1st octant...

Make the equations equal to one another...

yes, and what do you get for theta?

arccos 2^(1/2)/2

well that's one, what angle does that correspond to?
and what is the other intersection?

45 degrees

and 60 degrees

yes, 45 and 60, but you better use radians in calc|dw:1352754013710:dw|

|dw:1352754159926:dw|

so which fuunction is the outer radius and which one the inner radius for\[0\le\theta\le\frac\pi4\]?

r=2 is inner and r=2sqrt2 is outer...

yes, good :)
and for the interval\[\frac\pi4\le\theta\le\frac\pi3\]what is it?

r=4cos (theta) is outer and r=2sqrt2 is inner...

I think you have the inner wrong|dw:1352754952806:dw|

oh, inner is r=2

right
and what are your integrands?

I'm not too sure about that

you are integrating xy
sub in x=rcost, y=rsint

above t=theta in case you didn't guess
also you need to use dA for polar coordinate
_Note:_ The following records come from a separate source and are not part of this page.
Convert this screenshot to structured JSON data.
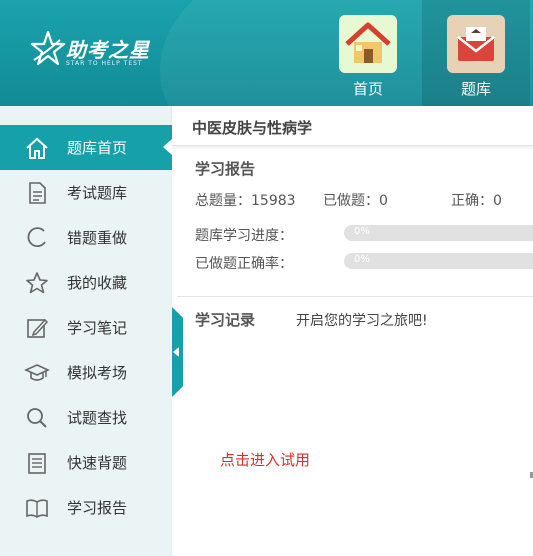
{
  "header": {
    "logo_text": "助考之星",
    "logo_sub": "STAR TO HELP TEST",
    "nav": [
      {
        "label": "首页",
        "icon": "house-icon"
      },
      {
        "label": "题库",
        "icon": "mail-icon"
      }
    ]
  },
  "sidebar": {
    "items": [
      {
        "label": "题库首页",
        "icon": "home-outline-icon",
        "active": true
      },
      {
        "label": "考试题库",
        "icon": "document-icon"
      },
      {
        "label": "错题重做",
        "icon": "refresh-icon"
      },
      {
        "label": "我的收藏",
        "icon": "star-icon"
      },
      {
        "label": "学习笔记",
        "icon": "edit-icon"
      },
      {
        "label": "模拟考场",
        "icon": "graduation-cap-icon"
      },
      {
        "label": "试题查找",
        "icon": "search-icon"
      },
      {
        "label": "快速背题",
        "icon": "notepad-icon"
      },
      {
        "label": "学习报告",
        "icon": "book-icon"
      }
    ]
  },
  "main": {
    "subject": "中医皮肤与性病学",
    "report_title": "学习报告",
    "stats": {
      "total": "总题量：15983",
      "done": "已做题：0",
      "correct": "正确：0"
    },
    "progress": {
      "bank_label": "题库学习进度：",
      "bank_value": "0%",
      "bank_fraction": 0,
      "accuracy_label": "已做题正确率：",
      "accuracy_value": "0%",
      "accuracy_fraction": 0
    },
    "record_title": "学习记录",
    "record_hint": "开启您的学习之旅吧!",
    "trial_link": "点击进入试用"
  },
  "colors": {
    "accent": "#16a0aa",
    "header": "#1aa3ad",
    "sidebar_bg": "#eaf4f4",
    "link_red": "#d9302b"
  }
}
so it'll be the double integral of r^2 cost sint...

that is the xy part, and what is dA in polar?

dr dt

sorry, r dr dt

yes, forget that extra r and you will be sorry :P
so can you write your integrals yet?

I dont think so

do you see that it will be two integrals?

im getting three rs and thethas

r=2 to 2√2 and t= 0 to pi/4
and
r=2√2 to 4cosθ and t= 0 to pi/3

Sorry about that. give me a sec

for the second integral: r=2 to 4cost and t= pi/4 to pi/3

good :)
so how 'bout setting up those integrals? (two double intergals)

that's the first one, yes

\[\int\limits_{\pi/4}^{\pi/3} \int\limits_{2}^{4\cos \Theta} r2\cosΘ\sinΘrdrdΘ\]

yes, good :)
then add them together to find the total voume
happy integrating

Oh, God this does not look like fun, but
Thanks for the help :)